The reason it struck me so was a conversation I had had in Maruranau just a week or two previous. I will try to set the scene. B and I are driving around the Deep South on the Quest of the Holy Sewing Project. We have had a hot and spine-frottingly uncomfortable morning. We stop in with Adrian the Headteacher’s parents, even though we have barely met them, just because we want a break from stiff and awkward conversations. Adrian’s dad welcomes us like old friends, seating us on sawn-off log stools. He sends a man up a tree to fetch coconuts. He climbs using a figure of eight loop of cloth twisted round his feet, which he jumps up the trunk. The machete tucked down his back doesn’t seem to bother him. He lowers a huge bunch of coconuts. Adrian’s dad slices the top off and passes them on to be drunk, one, two, three each. The young green coconuts have only a thin, eggwhite-soft meat. He hatchets them in half and we scrape that out with a spoon.
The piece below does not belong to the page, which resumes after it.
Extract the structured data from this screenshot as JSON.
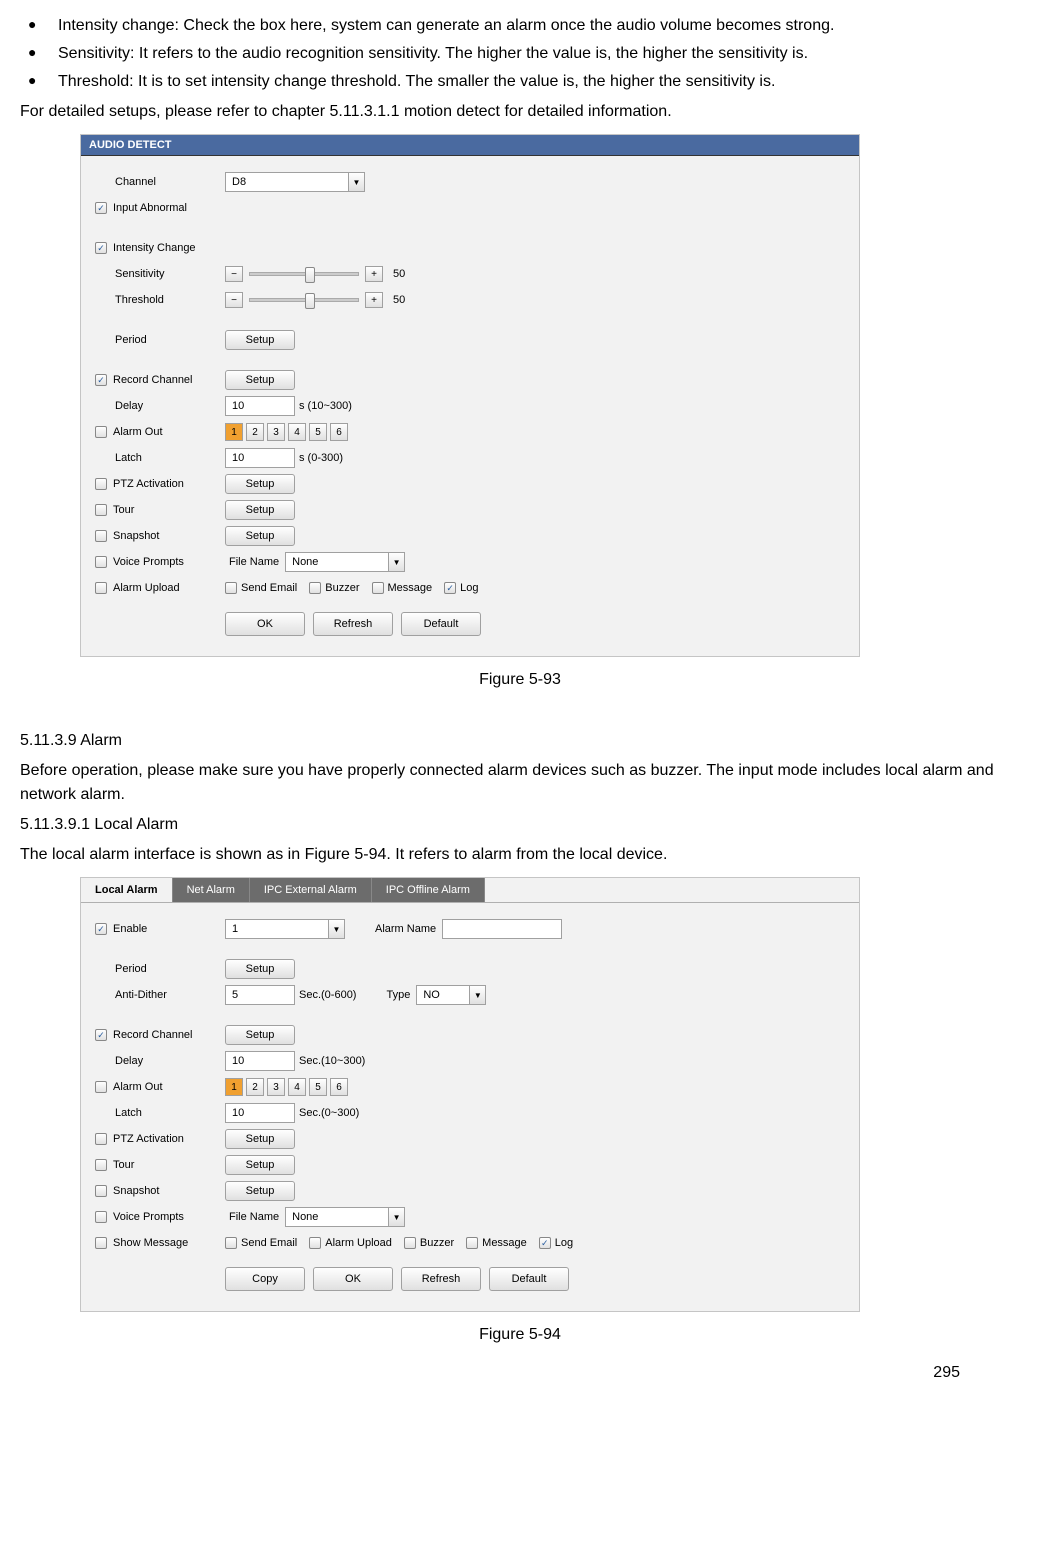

We sit chatting of Aishalton, the Deep South Games, education and home. He tells us he has been preparing the ground for a full year now to plant a whole new set of coconut palms. He digs a hole 3 foot square by three foot deep, and fills it with compost. Watering regularly through the dry months, he keeps compressing and composting, compressing and composting. He fences to prevent the pigs scoffing all the compost. The crucial decision comes around May, when he must judge whether the rainy season is really set in. Plant too early and the coconut palm will die from insufficient water. Too late and it will not have a chance to mature as it needs to before the next dry season kills it off altogether.
His house is built for impermanence: mud brick and wood and thatch. Why would he collect money? The nearest bank is 6 rough and expensive hours away. The Guyanese dollar is a soft currency and few would bank on its worth. What expensive possessions would survive here? Electrics quickly die from the damp. Jewellery seems rather pointless when one is constantly grubby and scruffy and clothes never get clean. If it’s mouldable, rustable, or has any problems coping with heat, water, insects or being stomped on, forget it.
So he plants these coconut palms as the legacy for his grandchildren. It’s simple but genius. Doesn’t need replanting every few years, doesn’t need tending, isn’t susceptible to any of the listed attritions, and gives food, drink, shelter and roofing. When it comes to the crunch, which is more use? Somehow Adrian’s dad and his coconut palms make absolute nonsense of Patek Philippe.